Same “reality.” Different snapshots of it. Different memories of what “really” happened.
A new survey puiblished by CareerBuilder.com confirms what we have suspected for a long time: most commuters admit to experiencing road rage while traveling to and from work.
This may include yelling, horn-honking, and hand gestures which give your estimation of the IQ of the other driver!
The survey, based on more than 2200 workers from June 6th-June 16th, 2006, showed that 59% of workers said they had road rage during their commute.
This frustration and anger obviously sets a negative tone for the work day and causes 20% of workers to say that they would take a job with a pay cut in exchange for a shorter distance between their home and their workplace.
Rather than arriving at your workplace upset and stessed, try the following tactics to reduce your angry feelings:
1. Give yourself more commute time. Leaving 15 minutes earlier can save a lot of stress.
2. Ignore bad drivers on the road. You may become upset because of your expectations of the drivers – try to accept that some people are just bad, rude, or inconsiderate drivers.
3. Don’t take bad driving by others personally. It has nothing to do with you as a person.
4. Try to shift your attention elsewhere. Listen to music or to talk radio.
News item: “A 32-year-old Payson man learned that lesson the hard way Sunday. He was driving down a street in Orem (Utah) with his wife and children when he exchanged angry words with a local man. The Orem man pursued the family and tailgated their Chevy Suburban. In the heat of the moment, the Payson man stomped on the brakes. In the collision, his wife suffered neck injuries. Both men were cited for reckless driving and disorderly conduct.”
As this news story illustrates, the cost is often very high to losing one’s temper and not controlling anger on the road and elsewhere.
Costs can be calculated in financial as well as emotional and social terms.
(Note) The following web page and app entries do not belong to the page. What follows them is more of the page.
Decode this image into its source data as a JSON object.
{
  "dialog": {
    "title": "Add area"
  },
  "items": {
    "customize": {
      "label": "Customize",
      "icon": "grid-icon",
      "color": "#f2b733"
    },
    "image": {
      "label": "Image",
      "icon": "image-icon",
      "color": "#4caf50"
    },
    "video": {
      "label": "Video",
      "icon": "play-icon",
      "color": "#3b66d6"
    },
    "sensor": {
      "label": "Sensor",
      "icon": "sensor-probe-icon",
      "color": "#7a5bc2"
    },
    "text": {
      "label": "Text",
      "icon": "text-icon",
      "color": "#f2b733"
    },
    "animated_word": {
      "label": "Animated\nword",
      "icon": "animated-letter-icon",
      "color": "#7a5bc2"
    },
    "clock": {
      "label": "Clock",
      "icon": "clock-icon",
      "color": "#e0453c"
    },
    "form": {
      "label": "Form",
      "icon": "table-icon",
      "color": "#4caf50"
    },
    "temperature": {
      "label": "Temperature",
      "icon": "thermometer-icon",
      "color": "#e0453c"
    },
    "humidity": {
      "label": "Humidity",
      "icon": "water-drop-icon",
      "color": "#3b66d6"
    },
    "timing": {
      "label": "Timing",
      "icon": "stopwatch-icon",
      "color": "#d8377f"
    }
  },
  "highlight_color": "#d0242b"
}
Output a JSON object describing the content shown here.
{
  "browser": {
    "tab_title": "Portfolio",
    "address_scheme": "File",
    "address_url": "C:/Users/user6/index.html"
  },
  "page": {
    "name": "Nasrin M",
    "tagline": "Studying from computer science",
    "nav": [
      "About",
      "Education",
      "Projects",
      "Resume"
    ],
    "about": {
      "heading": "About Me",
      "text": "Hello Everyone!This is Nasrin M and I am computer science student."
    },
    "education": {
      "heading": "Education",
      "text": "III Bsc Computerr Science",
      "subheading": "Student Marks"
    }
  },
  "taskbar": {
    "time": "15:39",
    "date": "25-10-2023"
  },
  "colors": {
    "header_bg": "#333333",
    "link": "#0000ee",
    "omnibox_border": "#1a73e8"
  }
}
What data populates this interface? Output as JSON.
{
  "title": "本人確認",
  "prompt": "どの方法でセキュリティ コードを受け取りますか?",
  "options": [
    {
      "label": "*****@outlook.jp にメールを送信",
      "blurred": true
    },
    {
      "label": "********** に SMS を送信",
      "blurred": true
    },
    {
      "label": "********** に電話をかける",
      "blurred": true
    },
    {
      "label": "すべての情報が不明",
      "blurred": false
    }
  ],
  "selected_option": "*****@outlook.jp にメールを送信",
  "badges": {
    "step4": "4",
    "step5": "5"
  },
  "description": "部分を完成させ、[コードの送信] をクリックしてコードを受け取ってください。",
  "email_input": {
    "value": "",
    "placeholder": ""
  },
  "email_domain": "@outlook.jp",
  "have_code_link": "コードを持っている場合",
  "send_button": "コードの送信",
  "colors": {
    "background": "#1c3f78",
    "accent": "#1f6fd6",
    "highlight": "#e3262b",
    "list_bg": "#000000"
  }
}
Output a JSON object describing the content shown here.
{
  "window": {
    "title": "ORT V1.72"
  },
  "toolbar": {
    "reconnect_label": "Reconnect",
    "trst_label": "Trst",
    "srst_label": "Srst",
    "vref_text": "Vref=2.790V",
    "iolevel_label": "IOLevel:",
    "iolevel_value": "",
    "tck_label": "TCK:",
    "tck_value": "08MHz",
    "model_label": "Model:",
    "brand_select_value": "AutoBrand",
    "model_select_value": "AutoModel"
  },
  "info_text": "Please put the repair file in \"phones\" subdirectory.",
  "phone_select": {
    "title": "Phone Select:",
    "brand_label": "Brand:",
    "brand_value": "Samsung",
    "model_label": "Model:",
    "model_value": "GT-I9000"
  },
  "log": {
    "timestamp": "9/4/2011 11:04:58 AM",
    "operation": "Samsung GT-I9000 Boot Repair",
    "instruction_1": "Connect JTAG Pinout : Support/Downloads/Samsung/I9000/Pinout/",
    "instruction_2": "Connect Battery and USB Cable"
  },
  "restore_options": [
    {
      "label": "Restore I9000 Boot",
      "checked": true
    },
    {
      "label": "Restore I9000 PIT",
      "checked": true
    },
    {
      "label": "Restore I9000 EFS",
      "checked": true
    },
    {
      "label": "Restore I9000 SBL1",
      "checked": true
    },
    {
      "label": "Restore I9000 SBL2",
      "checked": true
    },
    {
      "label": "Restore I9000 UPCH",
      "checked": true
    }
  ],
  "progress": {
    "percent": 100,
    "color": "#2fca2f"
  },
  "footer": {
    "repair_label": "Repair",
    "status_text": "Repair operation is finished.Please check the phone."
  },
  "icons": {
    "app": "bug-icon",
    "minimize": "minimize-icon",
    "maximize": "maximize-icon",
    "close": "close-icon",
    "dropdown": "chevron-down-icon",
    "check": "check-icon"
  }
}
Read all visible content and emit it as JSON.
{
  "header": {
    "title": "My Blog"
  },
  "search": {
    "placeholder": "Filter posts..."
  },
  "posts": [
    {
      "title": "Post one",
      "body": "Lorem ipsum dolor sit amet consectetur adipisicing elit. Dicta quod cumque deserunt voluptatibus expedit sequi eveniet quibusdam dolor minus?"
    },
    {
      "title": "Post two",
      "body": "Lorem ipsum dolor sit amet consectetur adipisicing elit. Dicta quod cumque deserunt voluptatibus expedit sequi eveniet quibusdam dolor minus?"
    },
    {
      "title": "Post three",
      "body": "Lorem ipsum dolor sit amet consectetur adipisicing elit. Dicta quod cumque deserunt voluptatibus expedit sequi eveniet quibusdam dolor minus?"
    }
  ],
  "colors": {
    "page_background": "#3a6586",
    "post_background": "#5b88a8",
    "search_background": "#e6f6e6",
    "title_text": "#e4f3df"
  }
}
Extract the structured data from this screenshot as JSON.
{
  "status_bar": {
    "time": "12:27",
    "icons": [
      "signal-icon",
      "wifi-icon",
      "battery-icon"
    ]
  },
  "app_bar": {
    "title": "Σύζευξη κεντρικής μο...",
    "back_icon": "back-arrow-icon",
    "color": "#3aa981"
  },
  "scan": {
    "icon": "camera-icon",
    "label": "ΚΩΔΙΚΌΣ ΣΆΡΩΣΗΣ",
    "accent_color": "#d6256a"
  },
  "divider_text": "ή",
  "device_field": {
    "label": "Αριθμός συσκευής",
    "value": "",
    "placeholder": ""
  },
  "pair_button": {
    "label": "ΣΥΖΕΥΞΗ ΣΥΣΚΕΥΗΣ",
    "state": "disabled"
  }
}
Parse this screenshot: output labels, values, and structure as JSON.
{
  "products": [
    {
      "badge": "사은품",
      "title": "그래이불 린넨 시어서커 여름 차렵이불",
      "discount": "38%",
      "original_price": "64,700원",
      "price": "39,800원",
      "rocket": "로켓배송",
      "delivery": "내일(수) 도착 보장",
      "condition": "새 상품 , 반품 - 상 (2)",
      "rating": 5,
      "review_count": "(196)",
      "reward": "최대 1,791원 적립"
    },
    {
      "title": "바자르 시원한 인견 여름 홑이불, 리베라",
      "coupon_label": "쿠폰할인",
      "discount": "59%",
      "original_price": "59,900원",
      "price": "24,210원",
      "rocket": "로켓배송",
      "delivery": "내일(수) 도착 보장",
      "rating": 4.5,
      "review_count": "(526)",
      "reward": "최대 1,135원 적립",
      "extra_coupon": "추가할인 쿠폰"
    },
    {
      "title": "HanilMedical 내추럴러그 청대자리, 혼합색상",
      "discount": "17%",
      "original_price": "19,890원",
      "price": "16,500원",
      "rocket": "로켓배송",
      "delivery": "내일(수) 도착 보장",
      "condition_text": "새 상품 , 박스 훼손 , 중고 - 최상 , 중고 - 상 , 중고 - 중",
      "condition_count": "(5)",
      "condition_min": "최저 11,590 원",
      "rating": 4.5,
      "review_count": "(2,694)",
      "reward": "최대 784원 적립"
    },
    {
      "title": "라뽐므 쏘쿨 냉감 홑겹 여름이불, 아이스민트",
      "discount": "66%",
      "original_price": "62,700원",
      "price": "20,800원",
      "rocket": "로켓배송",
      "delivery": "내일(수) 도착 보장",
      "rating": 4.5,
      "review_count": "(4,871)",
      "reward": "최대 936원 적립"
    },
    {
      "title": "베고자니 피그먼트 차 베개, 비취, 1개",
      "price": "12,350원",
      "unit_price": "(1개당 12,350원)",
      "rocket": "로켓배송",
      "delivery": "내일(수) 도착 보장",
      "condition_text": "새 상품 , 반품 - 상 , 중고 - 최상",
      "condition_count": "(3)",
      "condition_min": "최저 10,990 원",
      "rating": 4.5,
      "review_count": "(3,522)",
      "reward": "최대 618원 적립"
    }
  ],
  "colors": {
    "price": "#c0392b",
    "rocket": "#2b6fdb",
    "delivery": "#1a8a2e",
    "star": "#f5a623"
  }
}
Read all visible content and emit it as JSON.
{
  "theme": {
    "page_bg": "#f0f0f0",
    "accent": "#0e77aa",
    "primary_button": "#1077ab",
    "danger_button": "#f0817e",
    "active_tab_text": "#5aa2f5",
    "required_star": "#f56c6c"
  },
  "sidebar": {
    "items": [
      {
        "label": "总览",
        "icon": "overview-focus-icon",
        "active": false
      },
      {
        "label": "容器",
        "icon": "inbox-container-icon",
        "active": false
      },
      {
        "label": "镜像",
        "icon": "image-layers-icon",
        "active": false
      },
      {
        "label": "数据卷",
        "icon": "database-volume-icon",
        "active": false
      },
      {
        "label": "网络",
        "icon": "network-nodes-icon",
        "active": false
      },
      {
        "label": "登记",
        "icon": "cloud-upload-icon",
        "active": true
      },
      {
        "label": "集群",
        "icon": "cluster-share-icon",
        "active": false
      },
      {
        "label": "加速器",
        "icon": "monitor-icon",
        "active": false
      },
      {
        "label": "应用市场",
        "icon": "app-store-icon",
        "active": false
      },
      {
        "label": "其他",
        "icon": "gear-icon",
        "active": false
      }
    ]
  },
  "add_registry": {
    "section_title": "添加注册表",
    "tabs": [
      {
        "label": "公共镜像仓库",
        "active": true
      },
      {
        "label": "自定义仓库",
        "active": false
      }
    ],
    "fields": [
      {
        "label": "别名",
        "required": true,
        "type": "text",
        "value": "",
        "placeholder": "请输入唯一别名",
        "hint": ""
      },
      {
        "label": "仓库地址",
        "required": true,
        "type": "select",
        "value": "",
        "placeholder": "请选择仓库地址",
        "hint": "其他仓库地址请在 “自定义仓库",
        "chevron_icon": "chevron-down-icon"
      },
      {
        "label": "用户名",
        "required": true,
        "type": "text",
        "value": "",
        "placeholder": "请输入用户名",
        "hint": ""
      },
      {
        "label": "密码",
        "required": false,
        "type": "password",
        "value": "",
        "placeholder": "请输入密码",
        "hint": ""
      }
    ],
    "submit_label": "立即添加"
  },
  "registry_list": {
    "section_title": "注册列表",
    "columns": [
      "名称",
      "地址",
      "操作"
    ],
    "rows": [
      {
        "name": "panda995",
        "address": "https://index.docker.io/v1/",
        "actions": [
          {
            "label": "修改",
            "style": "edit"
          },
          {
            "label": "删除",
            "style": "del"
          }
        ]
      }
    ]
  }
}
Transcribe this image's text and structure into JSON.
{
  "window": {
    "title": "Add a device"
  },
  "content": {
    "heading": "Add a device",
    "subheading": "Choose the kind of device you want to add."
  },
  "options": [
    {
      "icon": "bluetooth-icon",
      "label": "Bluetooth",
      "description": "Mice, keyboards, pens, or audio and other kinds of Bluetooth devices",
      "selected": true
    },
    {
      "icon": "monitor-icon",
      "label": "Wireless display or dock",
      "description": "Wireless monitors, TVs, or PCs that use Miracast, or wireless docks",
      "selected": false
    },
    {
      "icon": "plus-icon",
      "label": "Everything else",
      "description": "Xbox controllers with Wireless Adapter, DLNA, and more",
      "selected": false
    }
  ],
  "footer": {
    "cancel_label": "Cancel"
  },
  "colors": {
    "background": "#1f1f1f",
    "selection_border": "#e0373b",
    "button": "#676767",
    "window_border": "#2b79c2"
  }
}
This man has to live with the fact that he injured his wife and probably traumatized his children.He also has to live with himself and perhaps his lowered self-esteem.
As we teach in our anger management classes, aggressive driving is often a “dance” with both parties participating and thus escalating each other’s anger.
Rather than “dancing,” it is better to ignore the poor driving of the other person rather than retaliating. Hostility begets more hostility, as this driver found out.
A very useful anger management tool to use in these situation is changing “self-talk” to calm oneself down. Self talk allows you to put things in perspective and think rationally rather than emotionally with medisavvy. Click here for a free article on using self-talk and other anger management tools to deal with aggressive driving.
If you have heart problems and are on a ventricular fibrillator, try to stay calm!
Boston researchers are reporting that bursts of anger may trigger potentially fatal heart rhythm disturbances. The hotter the temper, the higher the risk appears of ventricular fibrillation.
“The old conventional wisdom is that, if you know someone has a heart condition, don’t get them upset,” said Dr. Chris Simpson, medical director of the cardiac program at Kingston General Hospital in Kingston, Ont.
There have been hints before that emotional events can cause disturbances in heart rhythm and the balance between our innate “fight or flight” response, Simpson said. But this is the first “direct, solid evidence that an episode of anger can immediately precede a dangerous arrhythmia” said Simpson, a spokesman for the Heart and Stroke Foundation.
Learning to manage anger involves eight core tools including learning to deal with stress, and learning different “self-talk” to take the stress out of potentially stressful situations.
Deep breathing, meditation, and better time management can also greatly reduce stress in many people’s lives.